Task statement = Write out each record below exactly, but not the pictures.

Data to use =
%%
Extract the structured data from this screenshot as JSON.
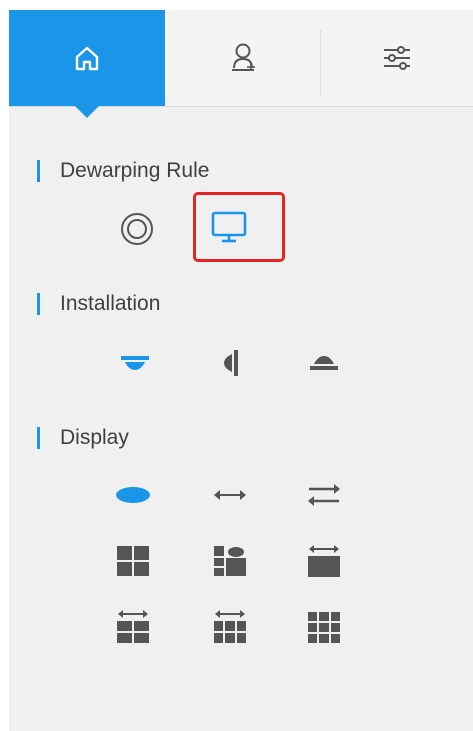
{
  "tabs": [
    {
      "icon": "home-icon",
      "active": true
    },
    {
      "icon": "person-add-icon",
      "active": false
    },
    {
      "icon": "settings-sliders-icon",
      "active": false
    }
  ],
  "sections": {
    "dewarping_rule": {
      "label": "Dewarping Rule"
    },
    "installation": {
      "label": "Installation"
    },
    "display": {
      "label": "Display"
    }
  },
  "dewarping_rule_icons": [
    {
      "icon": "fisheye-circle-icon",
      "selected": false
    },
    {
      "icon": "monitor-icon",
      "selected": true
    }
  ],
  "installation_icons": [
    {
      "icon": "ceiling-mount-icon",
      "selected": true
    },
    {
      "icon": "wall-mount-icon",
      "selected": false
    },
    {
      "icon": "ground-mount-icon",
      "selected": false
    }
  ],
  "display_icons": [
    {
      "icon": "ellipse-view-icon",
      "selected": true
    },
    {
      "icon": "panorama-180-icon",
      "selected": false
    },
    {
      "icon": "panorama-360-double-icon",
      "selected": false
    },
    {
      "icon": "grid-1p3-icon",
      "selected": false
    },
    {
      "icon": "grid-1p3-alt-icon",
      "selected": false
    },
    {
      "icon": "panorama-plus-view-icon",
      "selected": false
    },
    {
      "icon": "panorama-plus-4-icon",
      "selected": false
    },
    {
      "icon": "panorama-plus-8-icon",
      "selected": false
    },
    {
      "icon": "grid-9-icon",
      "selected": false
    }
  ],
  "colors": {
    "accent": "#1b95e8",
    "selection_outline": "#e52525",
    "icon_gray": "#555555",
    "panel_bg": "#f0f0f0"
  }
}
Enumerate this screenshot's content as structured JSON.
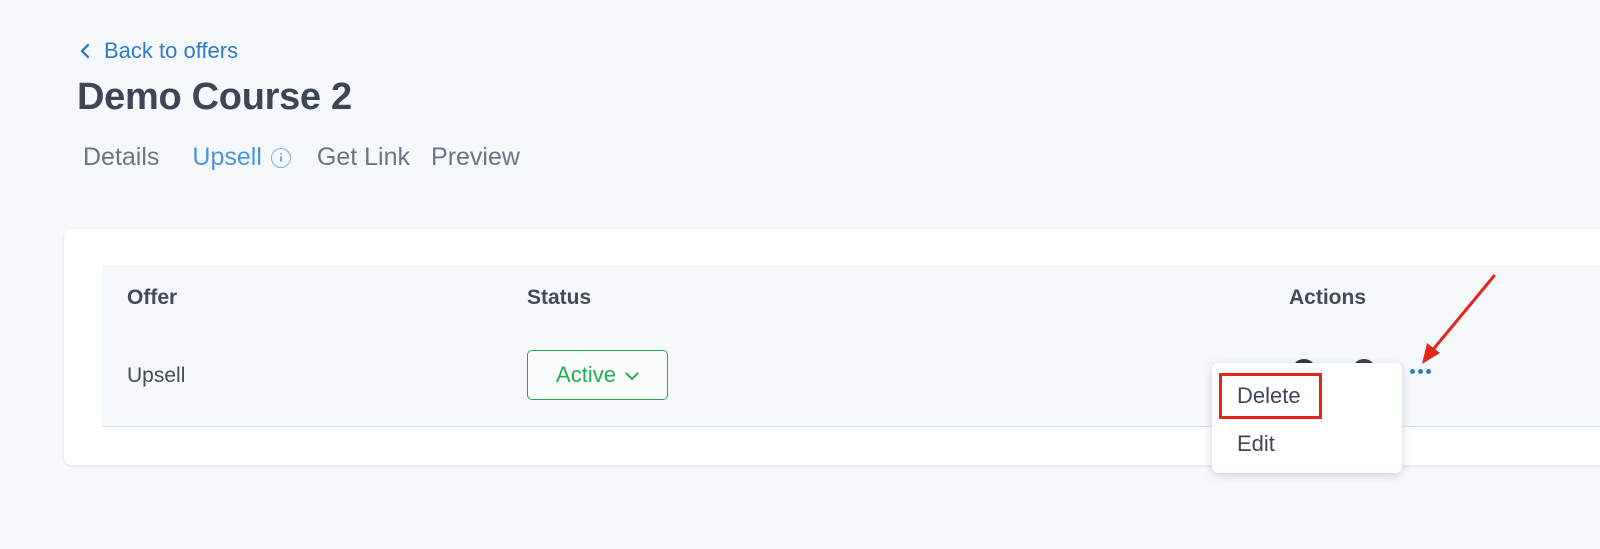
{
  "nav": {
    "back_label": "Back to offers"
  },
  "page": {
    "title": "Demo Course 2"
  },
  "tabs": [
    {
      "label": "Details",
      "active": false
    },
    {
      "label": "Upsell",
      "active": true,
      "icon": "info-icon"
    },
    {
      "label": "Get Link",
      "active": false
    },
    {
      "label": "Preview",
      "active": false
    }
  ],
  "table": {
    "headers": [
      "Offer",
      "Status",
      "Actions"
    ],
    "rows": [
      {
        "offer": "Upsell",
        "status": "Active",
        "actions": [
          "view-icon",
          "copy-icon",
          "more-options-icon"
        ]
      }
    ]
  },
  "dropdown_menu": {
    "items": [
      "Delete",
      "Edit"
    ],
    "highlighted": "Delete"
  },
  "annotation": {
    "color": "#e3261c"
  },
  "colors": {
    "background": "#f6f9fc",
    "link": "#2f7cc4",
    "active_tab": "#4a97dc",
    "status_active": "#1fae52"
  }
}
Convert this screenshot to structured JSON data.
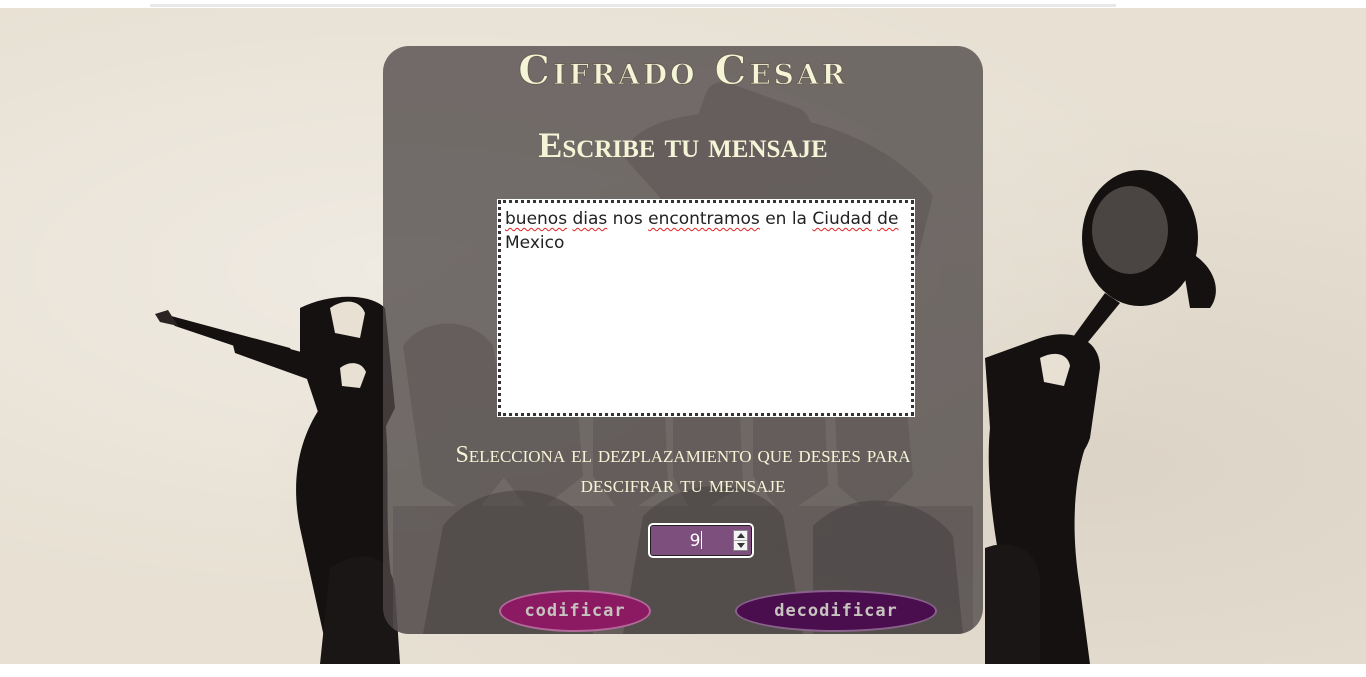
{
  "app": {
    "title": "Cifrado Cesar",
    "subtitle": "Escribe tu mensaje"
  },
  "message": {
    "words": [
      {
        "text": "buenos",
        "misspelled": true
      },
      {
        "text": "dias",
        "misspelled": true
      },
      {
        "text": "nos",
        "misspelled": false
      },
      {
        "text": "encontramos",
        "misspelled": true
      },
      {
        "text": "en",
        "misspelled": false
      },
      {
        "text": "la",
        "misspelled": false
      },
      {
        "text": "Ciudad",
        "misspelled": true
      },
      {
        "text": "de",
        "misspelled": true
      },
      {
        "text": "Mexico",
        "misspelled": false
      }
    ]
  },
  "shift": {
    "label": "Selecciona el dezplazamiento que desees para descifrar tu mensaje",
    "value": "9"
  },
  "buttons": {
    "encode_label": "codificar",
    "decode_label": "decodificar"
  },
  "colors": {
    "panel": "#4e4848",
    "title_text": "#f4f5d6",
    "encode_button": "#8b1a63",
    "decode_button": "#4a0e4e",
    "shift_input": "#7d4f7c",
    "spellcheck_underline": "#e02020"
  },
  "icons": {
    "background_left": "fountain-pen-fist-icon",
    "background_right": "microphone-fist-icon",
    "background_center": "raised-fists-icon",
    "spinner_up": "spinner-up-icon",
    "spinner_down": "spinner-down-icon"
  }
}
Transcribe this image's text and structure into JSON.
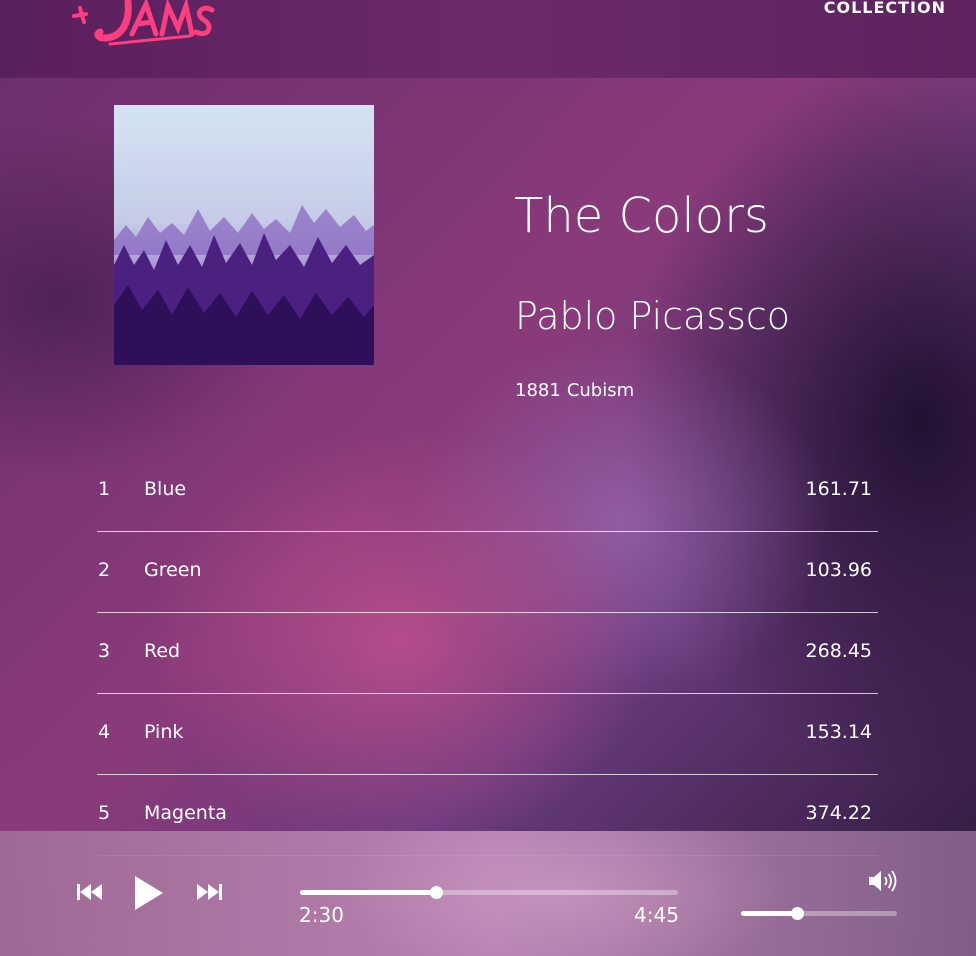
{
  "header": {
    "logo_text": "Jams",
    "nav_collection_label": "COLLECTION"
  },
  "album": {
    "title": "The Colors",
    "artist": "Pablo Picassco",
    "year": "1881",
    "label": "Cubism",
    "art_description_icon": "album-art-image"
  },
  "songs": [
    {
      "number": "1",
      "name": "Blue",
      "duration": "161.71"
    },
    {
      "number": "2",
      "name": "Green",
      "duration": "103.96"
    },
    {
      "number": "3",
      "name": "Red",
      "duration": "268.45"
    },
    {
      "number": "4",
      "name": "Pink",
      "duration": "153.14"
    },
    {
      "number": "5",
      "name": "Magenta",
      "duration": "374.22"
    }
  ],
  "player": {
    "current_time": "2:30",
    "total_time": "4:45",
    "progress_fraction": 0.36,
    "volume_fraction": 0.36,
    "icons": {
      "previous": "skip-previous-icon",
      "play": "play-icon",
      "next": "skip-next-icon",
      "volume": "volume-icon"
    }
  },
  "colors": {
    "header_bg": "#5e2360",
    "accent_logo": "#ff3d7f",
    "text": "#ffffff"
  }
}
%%
Solution to the exercise =
Extract the structured data from this screenshot as JSON.
{
  "tabs": [
    {
      "icon": "home-icon",
      "active": true
    },
    {
      "icon": "person-add-icon",
      "active": false
    },
    {
      "icon": "settings-sliders-icon",
      "active": false
    }
  ],
  "sections": {
    "dewarping_rule": {
      "label": "Dewarping Rule"
    },
    "installation": {
      "label": "Installation"
    },
    "display": {
      "label": "Display"
    }
  },
  "dewarping_rule_icons": [
    {
      "icon": "fisheye-circle-icon",
      "selected": false
    },
    {
      "icon": "monitor-icon",
      "selected": true
    }
  ],
  "installation_icons": [
    {
      "icon": "ceiling-mount-icon",
      "selected": true
    },
    {
      "icon": "wall-mount-icon",
      "selected": false
    },
    {
      "icon": "ground-mount-icon",
      "selected": false
    }
  ],
  "display_icons": [
    {
      "icon": "ellipse-view-icon",
      "selected": true
    },
    {
      "icon": "panorama-180-icon",
      "selected": false
    },
    {
      "icon": "panorama-360-double-icon",
      "selected": false
    },
    {
      "icon": "grid-1p3-icon",
      "selected": false
    },
    {
      "icon": "grid-1p3-alt-icon",
      "selected": false
    },
    {
      "icon": "panorama-plus-view-icon",
      "selected": false
    },
    {
      "icon": "panorama-plus-4-icon",
      "selected": false
    },
    {
      "icon": "panorama-plus-8-icon",
      "selected": false
    },
    {
      "icon": "grid-9-icon",
      "selected": false
    }
  ],
  "colors": {
    "accent": "#1b95e8",
    "selection_outline": "#e52525",
    "icon_gray": "#555555",
    "panel_bg": "#f0f0f0"
  }
}
Enumerate this screenshot's content as structured JSON.
{
  "nav": {
    "back_label": "Back to offers"
  },
  "page": {
    "title": "Demo Course 2"
  },
  "tabs": [
    {
      "label": "Details",
      "active": false
    },
    {
      "label": "Upsell",
      "active": true,
      "icon": "info-icon"
    },
    {
      "label": "Get Link",
      "active": false
    },
    {
      "label": "Preview",
      "active": false
    }
  ],
  "table": {
    "headers": [
      "Offer",
      "Status",
      "Actions"
    ],
    "rows": [
      {
        "offer": "Upsell",
        "status": "Active",
        "actions": [
          "view-icon",
          "copy-icon",
          "more-options-icon"
        ]
      }
    ]
  },
  "dropdown_menu": {
    "items": [
      "Delete",
      "Edit"
    ],
    "highlighted": "Delete"
  },
  "annotation": {
    "color": "#e3261c"
  },
  "colors": {
    "background": "#f6f9fc",
    "link": "#2f7cc4",
    "active_tab": "#4a97dc",
    "status_active": "#1fae52"
  }
}
Convert this screenshot to structured JSON data.
{
  "app": {
    "title": "Cifrado Cesar",
    "subtitle": "Escribe tu mensaje"
  },
  "message": {
    "words": [
      {
        "text": "buenos",
        "misspelled": true
      },
      {
        "text": "dias",
        "misspelled": true
      },
      {
        "text": "nos",
        "misspelled": false
      },
      {
        "text": "encontramos",
        "misspelled": true
      },
      {
        "text": "en",
        "misspelled": false
      },
      {
        "text": "la",
        "misspelled": false
      },
      {
        "text": "Ciudad",
        "misspelled": true
      },
      {
        "text": "de",
        "misspelled": true
      },
      {
        "text": "Mexico",
        "misspelled": false
      }
    ]
  },
  "shift": {
    "label": "Selecciona el dezplazamiento que desees para descifrar tu mensaje",
    "value": "9"
  },
  "buttons": {
    "encode_label": "codificar",
    "decode_label": "decodificar"
  },
  "colors": {
    "panel": "#4e4848",
    "title_text": "#f4f5d6",
    "encode_button": "#8b1a63",
    "decode_button": "#4a0e4e",
    "shift_input": "#7d4f7c",
    "spellcheck_underline": "#e02020"
  },
  "icons": {
    "background_left": "fountain-pen-fist-icon",
    "background_right": "microphone-fist-icon",
    "background_center": "raised-fists-icon",
    "spinner_up": "spinner-up-icon",
    "spinner_down": "spinner-down-icon"
  }
}
Transcribe this image's text and structure into JSON.
{
  "header": {
    "logo_text": "Jams",
    "nav_collection_label": "COLLECTION"
  },
  "album": {
    "title": "The Colors",
    "artist": "Pablo Picassco",
    "year": "1881",
    "label": "Cubism",
    "art_description_icon": "album-art-image"
  },
  "songs": [
    {
      "number": "1",
      "name": "Blue",
      "duration": "161.71"
    },
    {
      "number": "2",
      "name": "Green",
      "duration": "103.96"
    },
    {
      "number": "3",
      "name": "Red",
      "duration": "268.45"
    },
    {
      "number": "4",
      "name": "Pink",
      "duration": "153.14"
    },
    {
      "number": "5",
      "name": "Magenta",
      "duration": "374.22"
    }
  ],
  "player": {
    "current_time": "2:30",
    "total_time": "4:45",
    "progress_fraction": 0.36,
    "volume_fraction": 0.36,
    "icons": {
      "previous": "skip-previous-icon",
      "play": "play-icon",
      "next": "skip-next-icon",
      "volume": "volume-icon"
    }
  },
  "colors": {
    "header_bg": "#5e2360",
    "accent_logo": "#ff3d7f",
    "text": "#ffffff"
  }
}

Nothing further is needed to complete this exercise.